Using tradition for a cause that also should be a tradition: using safety belts. That’s the idea behind this national campaign from Road Safety Russia.
The campaign objective was to explain the entire population of Russia that wearing a seat belt is essential to protect.
To make Russian road safety a national cause agency Zavod integrated deep-rooted traditions and used Russia´s most popular icon, the Matryoshka, as the main symbol of campaign.
Part of the campaign was also this TVC produced in traditional Palekh style:
Almost every road safety campaign we have posted on Osocio come from countries in the developing world. The Pulitzer Center recently published an interactive map with data about road traffic accidents from all over the world. The outcome is the shocking fact that 90 percent of traffic fatalities occur in the developing world. In countries like the Dominican Republic and Nigeria. Poor countries account for 50 percent of the world’s road traffic, but 90 percent of the traffic fatalities. Road accidents will soon become the fifth leading cause of death in these countries.
Jose Luis Irigoyen, a highway safety expert at the World Bank: “Highway fatalities are a poverty-inducing problem. It’s costing on average between 1 and 3 percent of GDP in low- and middle-income countries.”
With this insight I’m going to give us a new assignment. And we need your help. We love to see road safety campaigns from countries that we don’t see often.
Know any? Let us know in the comments or by e-mail.
Nice project from Holden Link called SMS Racing. The name says it all. It is a time trial arcade racer that captures the “thrill” of texting and driving.
The game is available as online version or downloadable for various platforms.
The regular version of the game contains abbreviated swearing in the text messages (such as WTF, etc). The educational version contains only clean text messages and is for parents or teachers that would like to show the game to kids.
A drug-driving awareness campaigns without any road scenes? That’s what agency Clemenger BBDO did in this new campaign for the New Zealand transport agency.
They have opted to avoid the “fear”/“crash” cliches with this campaign and opt for some audience-relevant humour.
The approach is the use of ‘experts’ from within the drug-driving community to get the message across. These ‘experts’ have regular contact with the sensible stoners; they are people such as dairy owners, fish and chip shop workers and the children of the target audience. These experts provide observational insights that aim to get the drugged-drivers to acknowledge that cannabis slows them down.
Nice action from Boulder Colorado USA.
Agency TDA_Boulder worked together with twelve charities. They chose 21 parking spots, replaced the standard “You will be towed” signs with new ones that read: “Parking violators, thank you for your altruism. We are going to tow your car and donate $200 to the charity designated on the parking block.” (Parker still pays the towing fee.)
Each parking spot had a name of a specific charity.
Twelve charities, including 1% for the Planet, American Cancer Society, Blue Sky Bridge, Boulder County Aids Project, Boulder Humane Society, Climate Reality, Earth Vision Trust, March of Dimes, Move, Special Olympics, There with Care, YWCA.
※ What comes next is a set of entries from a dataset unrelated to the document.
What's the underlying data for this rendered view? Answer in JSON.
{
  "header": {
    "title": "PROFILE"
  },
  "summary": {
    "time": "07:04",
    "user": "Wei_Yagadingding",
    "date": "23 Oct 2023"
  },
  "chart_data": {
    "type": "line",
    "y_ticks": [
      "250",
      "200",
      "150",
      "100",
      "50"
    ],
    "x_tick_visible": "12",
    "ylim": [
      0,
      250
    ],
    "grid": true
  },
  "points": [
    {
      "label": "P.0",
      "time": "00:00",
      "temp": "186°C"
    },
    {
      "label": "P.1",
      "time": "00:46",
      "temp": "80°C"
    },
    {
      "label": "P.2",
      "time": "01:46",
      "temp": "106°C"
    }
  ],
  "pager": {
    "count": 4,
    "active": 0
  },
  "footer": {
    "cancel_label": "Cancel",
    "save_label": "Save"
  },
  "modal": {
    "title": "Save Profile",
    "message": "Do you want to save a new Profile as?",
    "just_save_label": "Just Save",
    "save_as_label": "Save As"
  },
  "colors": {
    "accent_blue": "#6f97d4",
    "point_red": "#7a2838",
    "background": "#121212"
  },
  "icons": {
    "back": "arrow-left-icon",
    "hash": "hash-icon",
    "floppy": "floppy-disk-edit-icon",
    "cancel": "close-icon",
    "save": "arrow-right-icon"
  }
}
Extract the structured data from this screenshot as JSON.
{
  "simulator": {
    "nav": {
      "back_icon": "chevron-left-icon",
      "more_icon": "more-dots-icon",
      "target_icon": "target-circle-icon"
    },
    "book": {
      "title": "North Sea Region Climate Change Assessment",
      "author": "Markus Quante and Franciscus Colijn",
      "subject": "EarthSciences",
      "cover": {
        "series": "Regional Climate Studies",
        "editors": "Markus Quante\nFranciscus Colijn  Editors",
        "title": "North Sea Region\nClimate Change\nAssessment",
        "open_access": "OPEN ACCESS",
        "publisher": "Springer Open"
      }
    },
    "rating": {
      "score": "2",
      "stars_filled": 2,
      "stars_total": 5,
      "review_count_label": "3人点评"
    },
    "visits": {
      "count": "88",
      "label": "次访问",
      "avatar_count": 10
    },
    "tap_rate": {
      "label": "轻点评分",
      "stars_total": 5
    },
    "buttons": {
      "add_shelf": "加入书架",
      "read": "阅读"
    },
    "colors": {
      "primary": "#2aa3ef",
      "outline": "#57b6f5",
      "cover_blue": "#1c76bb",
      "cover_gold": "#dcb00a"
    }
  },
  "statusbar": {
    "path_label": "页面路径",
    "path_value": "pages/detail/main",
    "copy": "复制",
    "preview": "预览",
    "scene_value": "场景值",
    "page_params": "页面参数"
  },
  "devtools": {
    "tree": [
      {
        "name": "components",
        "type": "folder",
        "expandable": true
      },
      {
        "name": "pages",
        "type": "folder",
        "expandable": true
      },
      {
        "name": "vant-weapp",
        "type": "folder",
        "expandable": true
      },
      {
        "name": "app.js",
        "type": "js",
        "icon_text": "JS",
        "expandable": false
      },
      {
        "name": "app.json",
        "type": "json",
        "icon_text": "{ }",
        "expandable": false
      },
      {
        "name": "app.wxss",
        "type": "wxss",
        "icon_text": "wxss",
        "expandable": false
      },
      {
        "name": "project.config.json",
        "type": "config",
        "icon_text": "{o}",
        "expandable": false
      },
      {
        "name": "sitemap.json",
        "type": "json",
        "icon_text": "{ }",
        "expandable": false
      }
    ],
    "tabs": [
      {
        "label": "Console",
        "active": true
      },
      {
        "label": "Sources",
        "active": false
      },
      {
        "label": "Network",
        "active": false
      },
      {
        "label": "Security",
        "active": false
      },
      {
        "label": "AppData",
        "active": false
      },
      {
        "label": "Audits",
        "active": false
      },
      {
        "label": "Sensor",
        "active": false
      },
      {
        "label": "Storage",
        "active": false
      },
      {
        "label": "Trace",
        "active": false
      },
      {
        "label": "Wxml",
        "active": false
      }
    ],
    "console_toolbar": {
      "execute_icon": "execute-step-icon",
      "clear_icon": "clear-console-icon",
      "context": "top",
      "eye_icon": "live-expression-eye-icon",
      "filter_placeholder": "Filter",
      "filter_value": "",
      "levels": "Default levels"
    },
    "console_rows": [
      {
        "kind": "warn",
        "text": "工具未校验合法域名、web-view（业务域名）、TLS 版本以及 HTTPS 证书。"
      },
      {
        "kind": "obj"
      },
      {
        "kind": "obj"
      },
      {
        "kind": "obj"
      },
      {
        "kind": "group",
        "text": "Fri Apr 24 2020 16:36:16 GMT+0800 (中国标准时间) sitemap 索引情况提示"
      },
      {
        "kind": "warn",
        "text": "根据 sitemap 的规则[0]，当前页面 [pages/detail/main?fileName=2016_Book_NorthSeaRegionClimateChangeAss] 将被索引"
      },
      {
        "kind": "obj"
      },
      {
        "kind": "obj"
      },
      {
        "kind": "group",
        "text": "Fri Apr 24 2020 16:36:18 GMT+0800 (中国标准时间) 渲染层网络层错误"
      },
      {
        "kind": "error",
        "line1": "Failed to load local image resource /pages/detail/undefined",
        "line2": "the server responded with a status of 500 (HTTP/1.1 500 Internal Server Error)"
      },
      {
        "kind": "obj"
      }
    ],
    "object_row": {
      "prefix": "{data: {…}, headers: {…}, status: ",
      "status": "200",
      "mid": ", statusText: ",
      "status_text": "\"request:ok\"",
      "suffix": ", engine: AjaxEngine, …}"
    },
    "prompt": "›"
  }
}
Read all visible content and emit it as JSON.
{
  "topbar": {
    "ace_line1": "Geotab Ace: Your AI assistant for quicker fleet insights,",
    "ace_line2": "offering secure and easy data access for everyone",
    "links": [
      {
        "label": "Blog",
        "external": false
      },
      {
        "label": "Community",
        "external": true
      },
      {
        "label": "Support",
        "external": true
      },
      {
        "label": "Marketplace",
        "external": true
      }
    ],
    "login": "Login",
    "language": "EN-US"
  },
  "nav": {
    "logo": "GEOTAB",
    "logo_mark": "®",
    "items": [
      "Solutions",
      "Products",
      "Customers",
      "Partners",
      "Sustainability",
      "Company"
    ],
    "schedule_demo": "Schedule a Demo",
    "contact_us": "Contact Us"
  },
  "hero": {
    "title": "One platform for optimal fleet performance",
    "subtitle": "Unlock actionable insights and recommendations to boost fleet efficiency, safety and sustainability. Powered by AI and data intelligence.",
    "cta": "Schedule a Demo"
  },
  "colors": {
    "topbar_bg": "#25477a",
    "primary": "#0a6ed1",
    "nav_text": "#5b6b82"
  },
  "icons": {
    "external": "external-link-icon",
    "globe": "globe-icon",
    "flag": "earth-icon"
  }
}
All are active in Boulder, or are TDA clients.
Werner Herzog, one of the most important film directors alive, directed a 30-minute short film, acting as public service announcement, that follows the emotional stories of families affected by the consequences of texting and driving. The film was funded by mobile providers AT&T, T-Mobile, Sprint and Verizon.
Transport for London has put out a new road safety video, and it’s weird. A crash victim gives a very matter-of-fact account of his lethal injuries as paramedics tend to him on the street:
My friend Neil Hopkins sent this to my attention on Twitter with the question, “Will it change behaviour?”
I’m just not sure. As I’ve written here many times before, negative “shock” advertising is considered less and less effective when it comes to behaviour change. This one is more nuanced, with its ironic “live and learn” coda, but it still asks a lot of the viewer.
It’s a serious question. This woman has the typical idealized body of a model, and despite the scary body painting, the portrayal is undeniably drawing attention to her curves and bare skin. When I think about eating disorders, I try to imagine looking in the mirror and seeing a funhouse…
33 psychological influence techniques in advertising Designing for behavior change is our thing here on Osocio. We discuss the wide area of social campaigns from all over the world. ‘Is it a good or bad campaign’ is our first question. And we often judge a campaign based on professional principles…
Search through Osocio selected websites about social advertising, marketing, fundraising, ngo's and other on topic resources.
News aggregated from our favourite blogs
Osocio is dedicated to social advertising and non-profit campaigns. It’s the place where marketing and activism collide. Formerly known as the Houtlust Blog, Osocio is the central online hub for advertisers, ad agencies, grassroots, activists, social entrepreneurs, and good Samaritans from around the globe.